Back tomorrow with cute little pies!
Oh, by the way: Lucy passed her first dog training exam today! I’m so proud! A few weeks ago, she hit puberty. Hard! Aka: she is not as focused as she used to be. In other words, I didn’t think we could pass the exam, but we did!
Click here to sign up to my mailing list.
Click here to follow me on Instagram.
- 1 can of sweetened, condensed milk
- Bring a large kettle of water to a boil.
- Remove the label from the can of sweetened, condensed milk and, using a can opener, make 2 tiny holes (opposite each other) in the top of the can. Place the can in a large pan and carefully pour in the boiling water, allowing the water level to reach three quarters of the way up the sides of the can.
- Place the pan over high heat to allow the water in the pan to come to a rolling boil again, then turn the heat down and simmer for 3 hours. During this time, some of the sweetened, condensed milk will come out of the can as the can cooks. This happens because, as the can heats, the milk inside it expands.
- After 3 hours, take the pan off the heat and, using a pair of thongs or a slotted spoon, pluck the (hot!) can out of the pan. Leave to cool to room temperature before opening. Stir until smooth.
- Cooled dulce de leche can be stored in the fridge in an airtight container for up to 3 weeks.
So, dulce de leche made in the can. Again…
If you have a pressure cooker at home, I do, and advise people to invest in one. With a pressure cooker one can cook anything in a pinch, including dolce de leche. Just add water above the can and about an inch and a half from the top of the cooker. No need to puncture the can. Close the cooker tight and turn the burner on high, when you hear the whistling noise ( it means the pressure has built up inside the cooker) turn the burner to medium and cook for about 25 mins. Thats it! The whole process takes approximately 30-35 mins.
Hi Carol, thanks for sharing! 😉
I actually read about this method a few days ago, but unfortunately I don’t have a pressure cooker, so I can’t make another post on cooking dulce de leche this way. I’ll make sure to post about this method in the final post of the series, though! So far, it sounds like the easiest and fastest way to make dulce de leche!
This is so nice. I like this food. Great idea.
Thanks Yead 😉
If the clanking really annoys you too much, you can put a small dish towel in the bottom of the pan before adding the water and the can.
Hi Ken, thanks for the tip! I will definitely try it out sometime! 😉
Can this be left out? Wanting to use as a filling in a cake that will be left out overnight. Thanks
The Tough Cookie says
Hi Shauna! I don’t think leaving it out overnight will be a problem… I do it all the time 🙂
Use a pressure cooker with one cup of water, place the closed can in and cook in pressured mode for an hour. One precaution: carefully remove the paper labels and with the help of knife scrape any glue residue, otherwise your pot will be covered with glue.
The Tough Cookie says
Thanks for the tip Bli!
Did this lead to thicker dulce de leche than the closed can method?

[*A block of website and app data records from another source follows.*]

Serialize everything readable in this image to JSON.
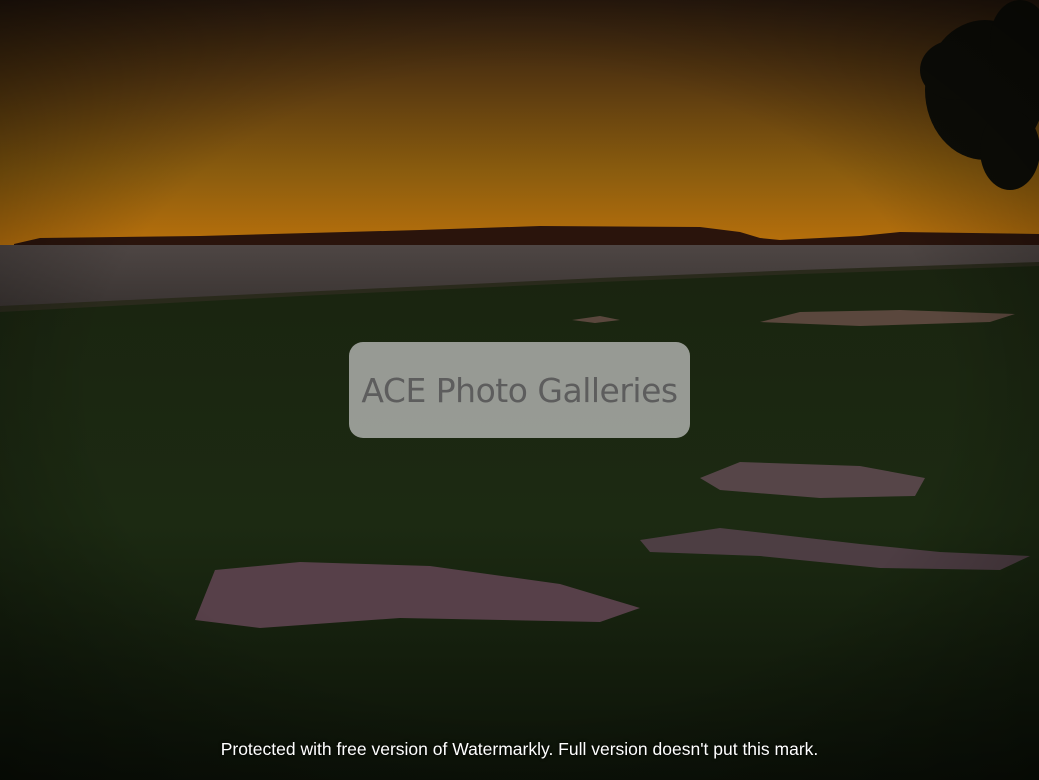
{
  "photo": {
    "subject": "sunset-over-lake-with-grass-and-puddles",
    "colors": {
      "sky_top": "#2a1a0e",
      "sky_mid": "#8a5a10",
      "sky_horizon": "#c07a0c",
      "island": "#2a140c",
      "water": "#4a4240",
      "grass_dark": "#0e160a",
      "grass_mid": "#1e2c12",
      "puddle": "#6a4a55"
    }
  },
  "watermark": {
    "brand_text": "ACE Photo Galleries"
  },
  "footer": {
    "notice": "Protected with free version of Watermarkly. Full version doesn't put this mark."
  }
}
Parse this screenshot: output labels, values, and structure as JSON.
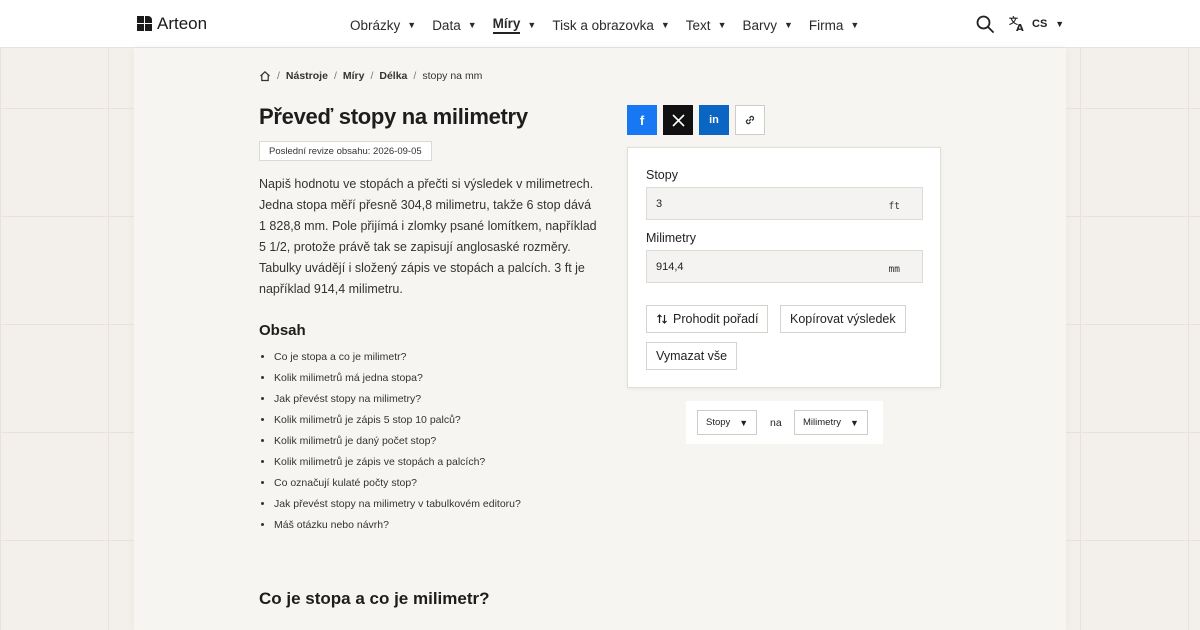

It seems like closed can wouldn’t really thicken much, since moisture can’t escape.
The Tough Cookie says
Hi Junkped, that’s what you would think, yes, but as it turns out dulce de leche cooked in a closed can comes out just as thick as dulce de leche cooked in an open can. Weird, right? 😉
Thanks for the info!